> [PROBLEM REQUIREMENTS] Make an exact copy of all the entries below, with the pictures left out.

Segment Start: INFORMATION SHOWN

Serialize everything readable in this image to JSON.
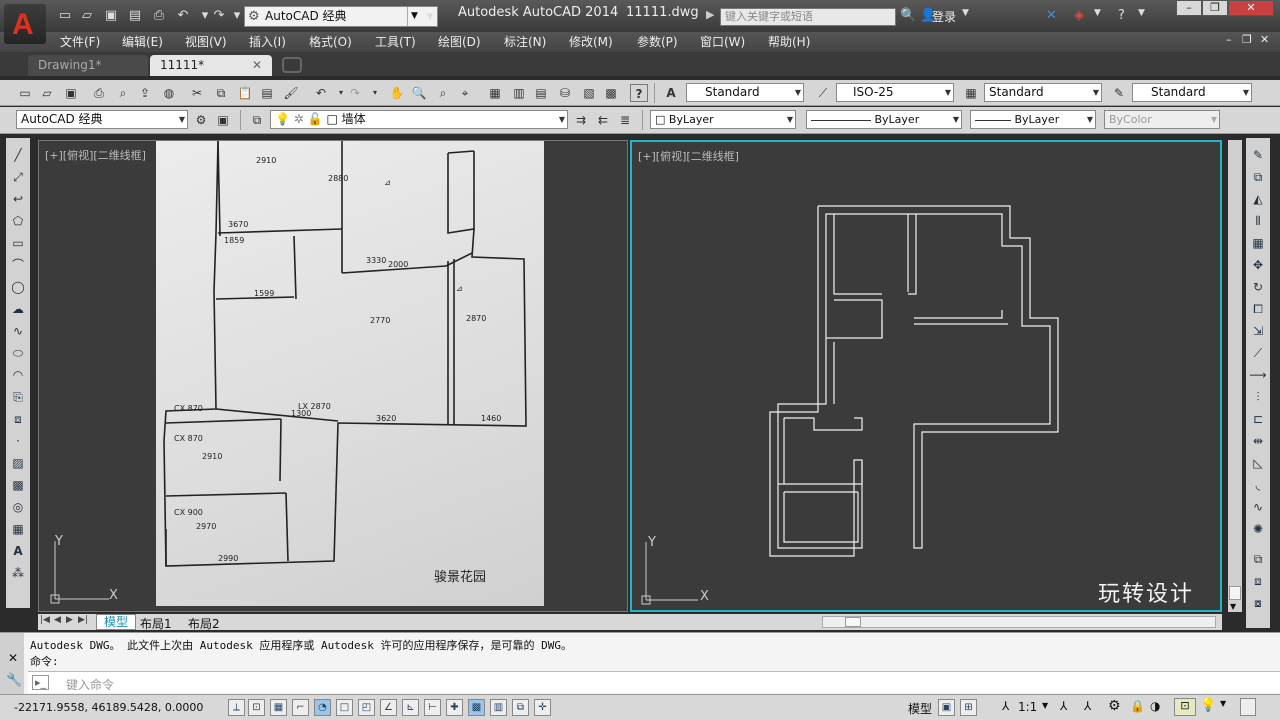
{
  "title_bar": {
    "app_title": "Autodesk AutoCAD 2014",
    "file_title": "11111.dwg",
    "workspace": "AutoCAD 经典",
    "search_placeholder": "键入关键字或短语",
    "login_label": "登录"
  },
  "menu": [
    "文件(F)",
    "编辑(E)",
    "视图(V)",
    "插入(I)",
    "格式(O)",
    "工具(T)",
    "绘图(D)",
    "标注(N)",
    "修改(M)",
    "参数(P)",
    "窗口(W)",
    "帮助(H)"
  ],
  "doc_tabs": [
    {
      "label": "Drawing1*",
      "active": false
    },
    {
      "label": "11111*",
      "active": true
    }
  ],
  "styles_toolbar": {
    "text_style": "Standard",
    "dim_style": "ISO-25",
    "table_style": "Standard",
    "mleader_style": "Standard"
  },
  "layers_toolbar": {
    "workspace": "AutoCAD 经典",
    "current_layer": "墙体",
    "color": "ByLayer",
    "linetype": "ByLayer",
    "lineweight": "ByLayer",
    "plot_style": "ByColor"
  },
  "viewports": {
    "left_label": "[+][俯视][二维线框]",
    "right_label": "[+][俯视][二维线框]",
    "photo_caption": "骏景花园",
    "watermark": "玩转设计"
  },
  "ucs": {
    "x_label": "X",
    "y_label": "Y"
  },
  "layout_tabs": [
    "模型",
    "布局1",
    "布局2"
  ],
  "command": {
    "history": "Autodesk DWG。  此文件上次由 Autodesk 应用程序或 Autodesk 许可的应用程序保存，是可靠的 DWG。",
    "prompt": "命令:",
    "input_placeholder": "键入命令"
  },
  "status": {
    "coordinates": "-22171.9558, 46189.5428, 0.0000",
    "model_label": "模型",
    "annotation_scale": "1:1"
  },
  "colors": {
    "accent": "#24b4c8",
    "logo_red": "#e03020",
    "viewport_bg": "#3b3b3b"
  }
}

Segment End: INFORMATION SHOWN

> [EXPECTED ANSWER]
Serialize everything readable in this image to JSON.
{
  "title_bar": {
    "app_title": "Autodesk AutoCAD 2014",
    "file_title": "11111.dwg",
    "workspace": "AutoCAD 经典",
    "search_placeholder": "键入关键字或短语",
    "login_label": "登录"
  },
  "menu": [
    "文件(F)",
    "编辑(E)",
    "视图(V)",
    "插入(I)",
    "格式(O)",
    "工具(T)",
    "绘图(D)",
    "标注(N)",
    "修改(M)",
    "参数(P)",
    "窗口(W)",
    "帮助(H)"
  ],
  "doc_tabs": [
    {
      "label": "Drawing1*",
      "active": false
    },
    {
      "label": "11111*",
      "active": true
    }
  ],
  "styles_toolbar": {
    "text_style": "Standard",
    "dim_style": "ISO-25",
    "table_style": "Standard",
    "mleader_style": "Standard"
  },
  "layers_toolbar": {
    "workspace": "AutoCAD 经典",
    "current_layer": "墙体",
    "color": "ByLayer",
    "linetype": "ByLayer",
    "lineweight": "ByLayer",
    "plot_style": "ByColor"
  },
  "viewports": {
    "left_label": "[+][俯视][二维线框]",
    "right_label": "[+][俯视][二维线框]",
    "photo_caption": "骏景花园",
    "watermark": "玩转设计"
  },
  "ucs": {
    "x_label": "X",
    "y_label": "Y"
  },
  "layout_tabs": [
    "模型",
    "布局1",
    "布局2"
  ],
  "command": {
    "history": "Autodesk DWG。  此文件上次由 Autodesk 应用程序或 Autodesk 许可的应用程序保存，是可靠的 DWG。",
    "prompt": "命令:",
    "input_placeholder": "键入命令"
  },
  "status": {
    "coordinates": "-22171.9558, 46189.5428, 0.0000",
    "model_label": "模型",
    "annotation_scale": "1:1"
  },
  "colors": {
    "accent": "#24b4c8",
    "logo_red": "#e03020",
    "viewport_bg": "#3b3b3b"
  }
}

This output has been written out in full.